Last reviewed 22 July 2021
The Department of Health and Social Care (DHSC) has updated its guidance, Visits Out of Care Homes, in line with Step Four of the Government’s Covid-19 roadmap, which came into place on 19 July 2021.
Care home residents are now allowed to go on outdoor “low-risk" trips without having to quarantine for 14 days on their return. Residents must be accompanied by either a care worker or a nominated visitor while on the trip, must remain outside and follow all other social distancing and safety guidelines.
Visits that are deemed to be high risk, such as an overnight stay at a hospital or visits assessed to be high-risk following an individual risk assessment, will still require a 14-day isolation period after returning to the care home.

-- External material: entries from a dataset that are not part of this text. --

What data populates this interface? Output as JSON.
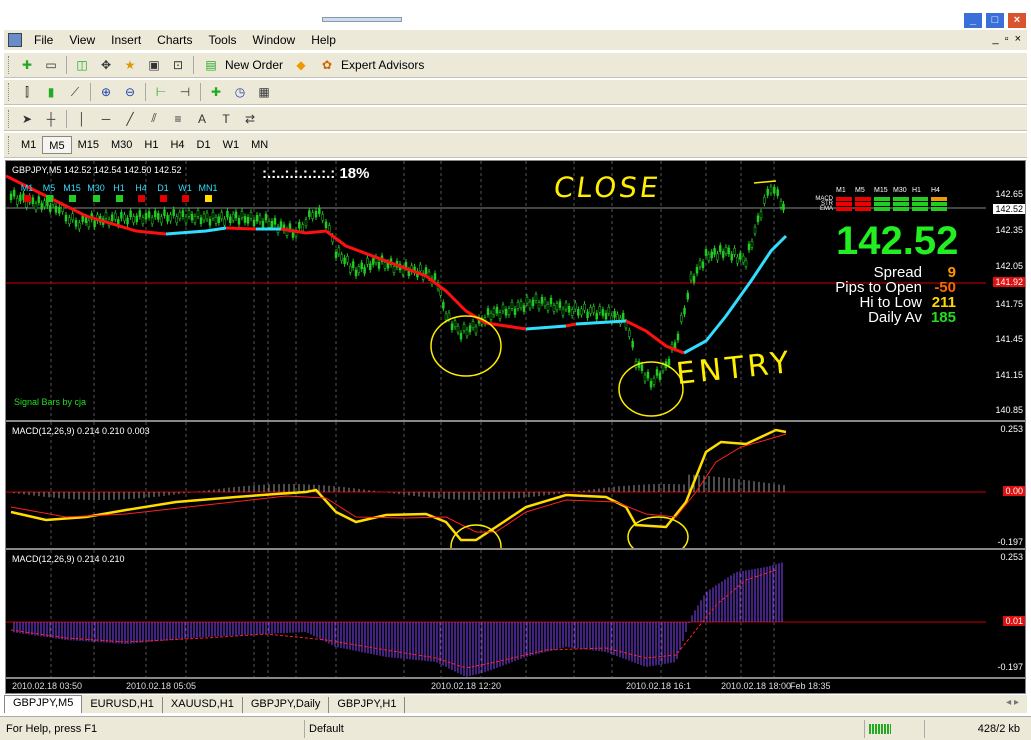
{
  "menu": [
    "File",
    "View",
    "Insert",
    "Charts",
    "Tools",
    "Window",
    "Help"
  ],
  "mdi_controls": [
    "_",
    "▫",
    "×"
  ],
  "toolbar1": {
    "new_order": "New Order",
    "expert_advisors": "Expert Advisors"
  },
  "timeframes": [
    "M1",
    "M5",
    "M15",
    "M30",
    "H1",
    "H4",
    "D1",
    "W1",
    "MN"
  ],
  "active_timeframe": "M5",
  "chart": {
    "header": "GBPJPY,M5  142.52 142.54 142.50 142.52",
    "progress_text": ":.:..:.:.:.:.:.:  18%",
    "signal_tfs": [
      "M1",
      "M5",
      "M15",
      "M30",
      "H1",
      "H4",
      "D1",
      "W1",
      "MN1"
    ],
    "signal_colors": [
      "#e00000",
      "#22cc22",
      "#22cc22",
      "#22cc22",
      "#22cc22",
      "#e00000",
      "#e00000",
      "#e00000",
      "#ffdd00"
    ],
    "footer": "Signal Bars by cja",
    "annot_close": "CLOSE",
    "annot_entry": "ENTRY",
    "price_labels": [
      "142.65",
      "142.35",
      "142.05",
      "141.75",
      "141.45",
      "141.15",
      "140.85"
    ],
    "current_price_box": "142.52",
    "red_price_box": "141.92",
    "big_price": "142.52",
    "panel_tfs": [
      "M1",
      "M5",
      "M15",
      "M30",
      "H1",
      "H4"
    ],
    "panel_rows": [
      "MACD",
      "STR",
      "EMA"
    ],
    "stats": [
      {
        "label": "Spread",
        "value": "9",
        "color": "#ff9900"
      },
      {
        "label": "Pips to Open",
        "value": "-50",
        "color": "#ff6600"
      },
      {
        "label": "Hi to Low",
        "value": "211",
        "color": "#ffd700"
      },
      {
        "label": "Daily Av",
        "value": "185",
        "color": "#22dd22"
      }
    ]
  },
  "macd1": {
    "label": "MACD(12,26,9) 0.214 0.210 0.003",
    "top": "0.253",
    "zero": "0.00",
    "bottom": "-0.197"
  },
  "macd2": {
    "label": "MACD(12,26,9) 0.214 0.210",
    "top": "0.253",
    "zero": "0.01",
    "bottom": "-0.197"
  },
  "time_axis": [
    "2010.02.18 03:50",
    "2010.02.18 05:05",
    "2010.02.18 12:20",
    "2010.02.18 16:1",
    "2010.02.18 18:00",
    "Feb 18:35"
  ],
  "tabs": [
    "GBPJPY,M5",
    "EURUSD,H1",
    "XAUUSD,H1",
    "GBPJPY,Daily",
    "GBPJPY,H1"
  ],
  "status": {
    "help": "For Help, press F1",
    "profile": "Default",
    "traffic": "428/2 kb"
  },
  "colors": {
    "ma_down": "#ff1010",
    "ma_up": "#33ddff",
    "macd_main": "#ffdd00",
    "macd_signal": "#ff2020",
    "hist2": "#8844ff",
    "annot": "#ffee00"
  }
}
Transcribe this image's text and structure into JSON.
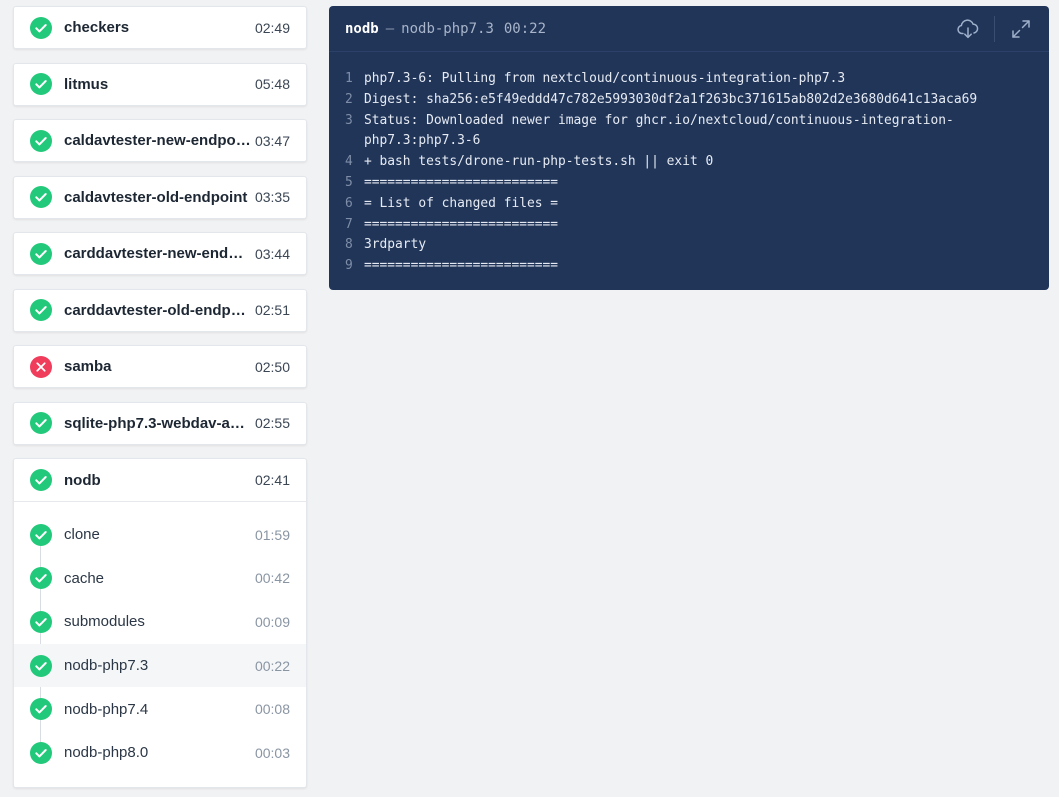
{
  "colors": {
    "success": "#23c97a",
    "failure": "#f03d5b",
    "log_bg": "#213559"
  },
  "pipeline": [
    {
      "name": "checkers",
      "duration": "02:49",
      "status": "success"
    },
    {
      "name": "litmus",
      "duration": "05:48",
      "status": "success"
    },
    {
      "name": "caldavtester-new-endpo…",
      "duration": "03:47",
      "status": "success"
    },
    {
      "name": "caldavtester-old-endpoint",
      "duration": "03:35",
      "status": "success"
    },
    {
      "name": "carddavtester-new-end…",
      "duration": "03:44",
      "status": "success"
    },
    {
      "name": "carddavtester-old-endp…",
      "duration": "02:51",
      "status": "success"
    },
    {
      "name": "samba",
      "duration": "02:50",
      "status": "failure"
    },
    {
      "name": "sqlite-php7.3-webdav-a…",
      "duration": "02:55",
      "status": "success"
    }
  ],
  "expanded": {
    "name": "nodb",
    "duration": "02:41",
    "status": "success",
    "steps": [
      {
        "name": "clone",
        "duration": "01:59"
      },
      {
        "name": "cache",
        "duration": "00:42"
      },
      {
        "name": "submodules",
        "duration": "00:09"
      },
      {
        "name": "nodb-php7.3",
        "duration": "00:22"
      },
      {
        "name": "nodb-php7.4",
        "duration": "00:08"
      },
      {
        "name": "nodb-php8.0",
        "duration": "00:03"
      }
    ]
  },
  "log": {
    "stage": "nodb",
    "separator": "—",
    "step": "nodb-php7.3",
    "duration": "00:22",
    "download_icon": "cloud-download-icon",
    "expand_icon": "expand-icon",
    "lines": [
      {
        "n": "1",
        "text": "php7.3-6: Pulling from nextcloud/continuous-integration-php7.3"
      },
      {
        "n": "2",
        "text": "Digest: sha256:e5f49eddd47c782e5993030df2a1f263bc371615ab802d2e3680d641c13aca69"
      },
      {
        "n": "3",
        "text": "Status: Downloaded newer image for ghcr.io/nextcloud/continuous-integration-\nphp7.3:php7.3-6"
      },
      {
        "n": "4",
        "text": "+ bash tests/drone-run-php-tests.sh || exit 0"
      },
      {
        "n": "5",
        "text": "========================="
      },
      {
        "n": "6",
        "text": "= List of changed files ="
      },
      {
        "n": "7",
        "text": "========================="
      },
      {
        "n": "8",
        "text": "3rdparty"
      },
      {
        "n": "9",
        "text": "========================="
      }
    ]
  }
}
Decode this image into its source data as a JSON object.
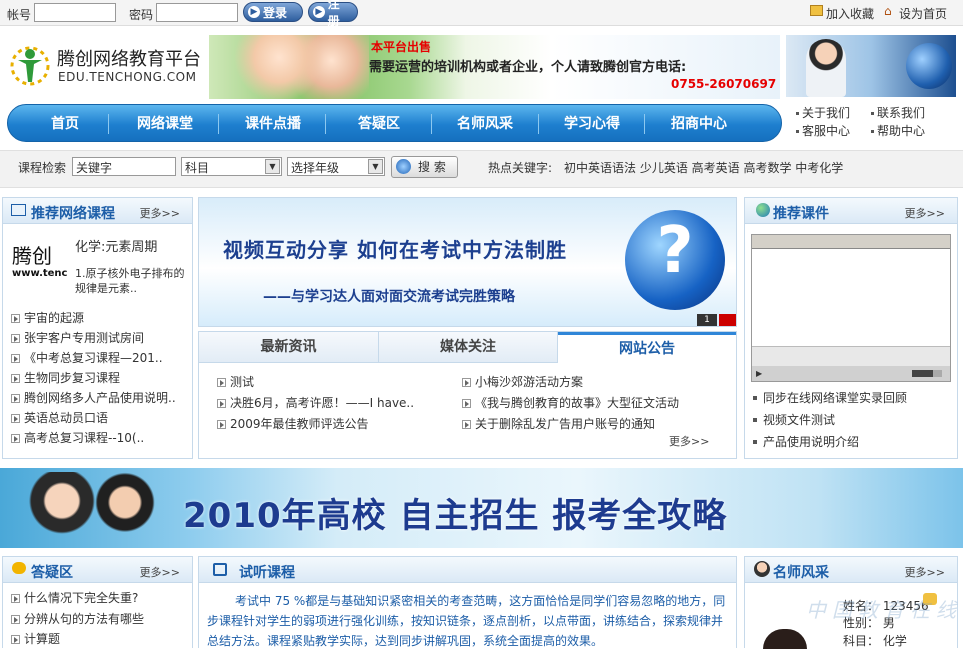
{
  "top": {
    "account_label": "帐号",
    "password_label": "密码",
    "login_label": "登录",
    "register_label": "注册",
    "favorite_label": "加入收藏",
    "homepage_label": "设为首页"
  },
  "brand": {
    "name": "腾创网络教育平台",
    "domain": "EDU.TENCHONG.COM"
  },
  "banner": {
    "sale": "本平台出售",
    "message": "需要运营的培训机构或者企业，个人请致腾创官方电话:",
    "phone": "0755-26070697"
  },
  "quicklinks": [
    "关于我们",
    "联系我们",
    "客服中心",
    "帮助中心"
  ],
  "nav": [
    "首页",
    "网络课堂",
    "课件点播",
    "答疑区",
    "名师风采",
    "学习心得",
    "招商中心"
  ],
  "search": {
    "label": "课程检索",
    "keyword": "关键字",
    "subject": "科目",
    "grade": "选择年级",
    "button": "搜 索",
    "hot_label": "热点关键字:",
    "hot_words": "初中英语语法 少儿英语 高考英语 高考数学 中考化学"
  },
  "courses": {
    "title": "推荐网络课程",
    "more": "更多>>",
    "featured_title": "化学:元素周期",
    "featured_desc": "1.原子核外电子排布的规律是元素..",
    "thumb_text": "腾创",
    "thumb_sub": "www.tenc",
    "items": [
      "宇宙的起源",
      "张宇客户专用测试房间",
      "《中考总复习课程—201..",
      "生物同步复习课程",
      "腾创网络多人产品使用说明..",
      "英语总动员口语",
      "高考总复习课程--10(.."
    ]
  },
  "slide": {
    "line1": "视频互动分享  如何在考试中方法制胜",
    "line2": "——与学习达人面对面交流考试完胜策略",
    "page": "1"
  },
  "news": {
    "tabs": [
      "最新资讯",
      "媒体关注",
      "网站公告"
    ],
    "left": [
      "测试",
      "决胜6月，高考许愿！——I have..",
      "2009年最佳教师评选公告"
    ],
    "right": [
      "小梅沙郊游活动方案",
      "《我与腾创教育的故事》大型征文活动",
      "关于删除乱发广告用户账号的通知"
    ],
    "more": "更多>>"
  },
  "courseware": {
    "title": "推荐课件",
    "more": "更多>>",
    "items": [
      "同步在线网络课堂实录回顾",
      "视频文件测试",
      "产品使用说明介绍"
    ]
  },
  "wide_banner": {
    "text": "2010年高校 自主招生 报考全攻略"
  },
  "qa": {
    "title": "答疑区",
    "more": "更多>>",
    "items": [
      "什么情况下完全失重?",
      "分辨从句的方法有哪些",
      "计算题"
    ]
  },
  "trial": {
    "title": "试听课程",
    "text": "考试中 75 %都是与基础知识紧密相关的考查范畴，这方面恰恰是同学们容易忽略的地方，同步课程针对学生的弱项进行强化训练，按知识链条，逐点剖析，以点带面，讲练结合，探索规律并总结方法。课程紧贴教学实际，达到同步讲解巩固，系统全面提高的效果。"
  },
  "teacher": {
    "title": "名师风采",
    "more": "更多>>",
    "name": "姓名：  123456",
    "gender": "性别：  男",
    "subject": "科目：  化学"
  },
  "watermark": "中国教育在线",
  "colors": {
    "nav": "#1e7fcf",
    "panel_title": "#1d5ea8",
    "phone": "#e60000",
    "banner_text": "#1d3b8f"
  }
}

This remains under review, and the DHSC hopes to amend guidance on self-isolation following overnight stays in hospital as soon as the data and evidence show it is safe.

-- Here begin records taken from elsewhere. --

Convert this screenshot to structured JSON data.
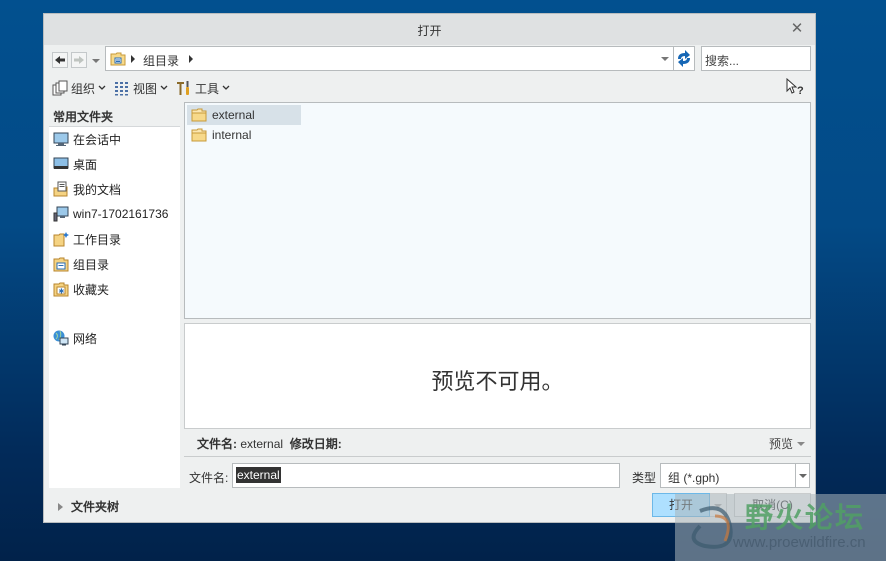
{
  "dialog": {
    "title": "打开",
    "close_icon": "close-icon"
  },
  "address": {
    "path": [
      "组目录"
    ],
    "search_placeholder": "搜索..."
  },
  "toolbar": {
    "organize": "组织",
    "view": "视图",
    "tools": "工具"
  },
  "sidebar": {
    "header": "常用文件夹",
    "items": [
      {
        "label": "在会话中",
        "icon": "monitor-icon"
      },
      {
        "label": "桌面",
        "icon": "desktop-icon"
      },
      {
        "label": "我的文档",
        "icon": "documents-icon"
      },
      {
        "label": "win7-1702161736",
        "icon": "computer-icon"
      },
      {
        "label": "工作目录",
        "icon": "working-dir-icon"
      },
      {
        "label": "组目录",
        "icon": "group-dir-icon"
      },
      {
        "label": "收藏夹",
        "icon": "favorites-icon"
      },
      {
        "label": "网络",
        "icon": "network-icon"
      }
    ]
  },
  "files": [
    {
      "name": "external",
      "selected": true
    },
    {
      "name": "internal",
      "selected": false
    }
  ],
  "preview": {
    "message": "预览不可用。",
    "toggle_label": "预览"
  },
  "info": {
    "filename_label": "文件名:",
    "filename_value": "external",
    "modified_label": "修改日期:"
  },
  "form": {
    "filename_label": "文件名:",
    "filename_value": "external",
    "type_label": "类型",
    "type_value": "组 (*.gph)"
  },
  "footer": {
    "folder_tree": "文件夹树",
    "open": "打开",
    "cancel": "取消(C)"
  },
  "watermark": {
    "title": "野火论坛",
    "url": "www.proewildfire.cn"
  }
}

Separate guidance, Admission and Care of Residents in a Care Home During Covid-19, explains what to do when new residents are admitted to a care home, when residents are discharged to a care home from hospital or another care facility and isolation requirements for all new admissions.
New people moving into care homes will no longer have to isolate for 14 days on arrival but they must undergo an enhanced testing regime which includes a PCR test before admission, a PCR test on the day of admission and a further PCR test seven days later. Admissions from the community into a care home are able to take a test up to 72 hours in advance.
All newly-admitted residents to a care home who have been discharged from hospital, from an interim care facility or transferring from another care home, should self-isolate, upon arrival, for 14 days, within their own room.
Essential care givers, where a resident has one, are able to visit residents during their isolation period.
The guidance says that, during their 14-day self-isolation period, all residents who both are well enough and wish to should still be supported to leave their room to go outdoors if the care home has outside space, without restarting their isolation period. “Outdoors” means within the boundaries of the care home’s grounds and is subject to carefully considered risk assessments that take into account the safety of the resident and other residents within the care home.
Residents who are symptomatic or have tested positive for Covid-19 should not go outdoors.